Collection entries
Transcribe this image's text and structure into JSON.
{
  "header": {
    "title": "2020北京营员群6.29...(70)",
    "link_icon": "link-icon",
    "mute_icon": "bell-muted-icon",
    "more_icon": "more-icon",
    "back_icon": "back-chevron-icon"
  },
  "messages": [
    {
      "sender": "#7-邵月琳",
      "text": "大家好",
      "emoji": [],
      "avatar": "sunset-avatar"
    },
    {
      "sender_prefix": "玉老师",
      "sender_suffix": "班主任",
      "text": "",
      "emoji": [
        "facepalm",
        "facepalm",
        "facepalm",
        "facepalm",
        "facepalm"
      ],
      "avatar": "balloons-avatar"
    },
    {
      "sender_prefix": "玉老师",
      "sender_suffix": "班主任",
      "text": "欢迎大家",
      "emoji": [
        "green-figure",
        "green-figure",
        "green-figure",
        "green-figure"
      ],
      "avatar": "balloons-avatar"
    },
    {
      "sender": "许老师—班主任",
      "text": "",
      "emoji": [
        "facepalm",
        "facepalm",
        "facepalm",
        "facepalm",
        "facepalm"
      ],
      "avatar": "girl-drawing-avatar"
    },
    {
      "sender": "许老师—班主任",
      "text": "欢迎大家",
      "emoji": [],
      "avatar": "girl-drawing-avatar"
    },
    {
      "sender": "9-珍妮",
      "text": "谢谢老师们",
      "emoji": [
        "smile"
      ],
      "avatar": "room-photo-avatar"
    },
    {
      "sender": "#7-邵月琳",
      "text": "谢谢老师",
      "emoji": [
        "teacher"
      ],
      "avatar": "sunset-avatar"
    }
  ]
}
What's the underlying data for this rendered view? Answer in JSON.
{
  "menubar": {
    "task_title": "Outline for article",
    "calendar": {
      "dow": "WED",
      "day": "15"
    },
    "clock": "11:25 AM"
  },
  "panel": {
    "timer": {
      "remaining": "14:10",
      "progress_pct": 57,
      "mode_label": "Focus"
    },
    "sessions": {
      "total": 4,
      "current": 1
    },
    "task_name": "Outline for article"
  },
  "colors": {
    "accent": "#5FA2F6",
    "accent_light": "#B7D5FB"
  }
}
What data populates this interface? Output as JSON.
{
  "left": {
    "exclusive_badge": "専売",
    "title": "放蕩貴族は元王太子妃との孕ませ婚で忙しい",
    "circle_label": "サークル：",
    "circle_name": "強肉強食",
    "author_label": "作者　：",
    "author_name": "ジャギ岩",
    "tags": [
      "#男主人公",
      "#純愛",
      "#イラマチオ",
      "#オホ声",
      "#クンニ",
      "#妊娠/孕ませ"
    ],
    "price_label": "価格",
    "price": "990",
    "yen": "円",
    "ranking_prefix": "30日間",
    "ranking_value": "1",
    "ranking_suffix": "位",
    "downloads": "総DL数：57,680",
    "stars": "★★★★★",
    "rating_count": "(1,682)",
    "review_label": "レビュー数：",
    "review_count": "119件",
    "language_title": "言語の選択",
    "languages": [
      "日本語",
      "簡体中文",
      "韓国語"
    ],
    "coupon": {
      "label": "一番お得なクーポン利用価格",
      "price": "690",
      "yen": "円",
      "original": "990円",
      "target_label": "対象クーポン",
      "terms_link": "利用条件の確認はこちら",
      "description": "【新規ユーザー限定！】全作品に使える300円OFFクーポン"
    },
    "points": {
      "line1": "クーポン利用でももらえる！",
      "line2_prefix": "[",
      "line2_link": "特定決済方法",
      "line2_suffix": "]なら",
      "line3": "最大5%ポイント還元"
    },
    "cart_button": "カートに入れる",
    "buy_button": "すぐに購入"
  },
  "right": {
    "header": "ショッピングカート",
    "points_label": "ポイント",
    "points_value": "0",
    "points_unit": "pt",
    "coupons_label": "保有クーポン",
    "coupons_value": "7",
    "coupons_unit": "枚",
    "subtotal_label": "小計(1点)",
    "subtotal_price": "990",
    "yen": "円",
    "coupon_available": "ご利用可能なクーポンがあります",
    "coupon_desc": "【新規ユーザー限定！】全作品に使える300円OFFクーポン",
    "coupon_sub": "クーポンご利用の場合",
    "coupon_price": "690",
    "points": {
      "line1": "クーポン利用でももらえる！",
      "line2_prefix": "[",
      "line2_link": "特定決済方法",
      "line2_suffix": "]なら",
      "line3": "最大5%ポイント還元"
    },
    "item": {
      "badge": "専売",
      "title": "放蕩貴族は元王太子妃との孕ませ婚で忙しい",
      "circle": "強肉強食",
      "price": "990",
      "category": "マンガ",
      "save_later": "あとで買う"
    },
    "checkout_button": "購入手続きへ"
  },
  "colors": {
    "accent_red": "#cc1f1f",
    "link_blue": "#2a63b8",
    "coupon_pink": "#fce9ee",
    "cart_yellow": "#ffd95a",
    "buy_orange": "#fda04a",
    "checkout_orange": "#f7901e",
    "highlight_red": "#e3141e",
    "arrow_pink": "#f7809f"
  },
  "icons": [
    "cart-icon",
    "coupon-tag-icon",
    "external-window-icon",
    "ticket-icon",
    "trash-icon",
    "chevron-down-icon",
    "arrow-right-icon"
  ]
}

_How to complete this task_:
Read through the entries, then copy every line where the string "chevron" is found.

_Response box_:
    "back_icon": "back-chevron-icon"
    "chevron-down-icon",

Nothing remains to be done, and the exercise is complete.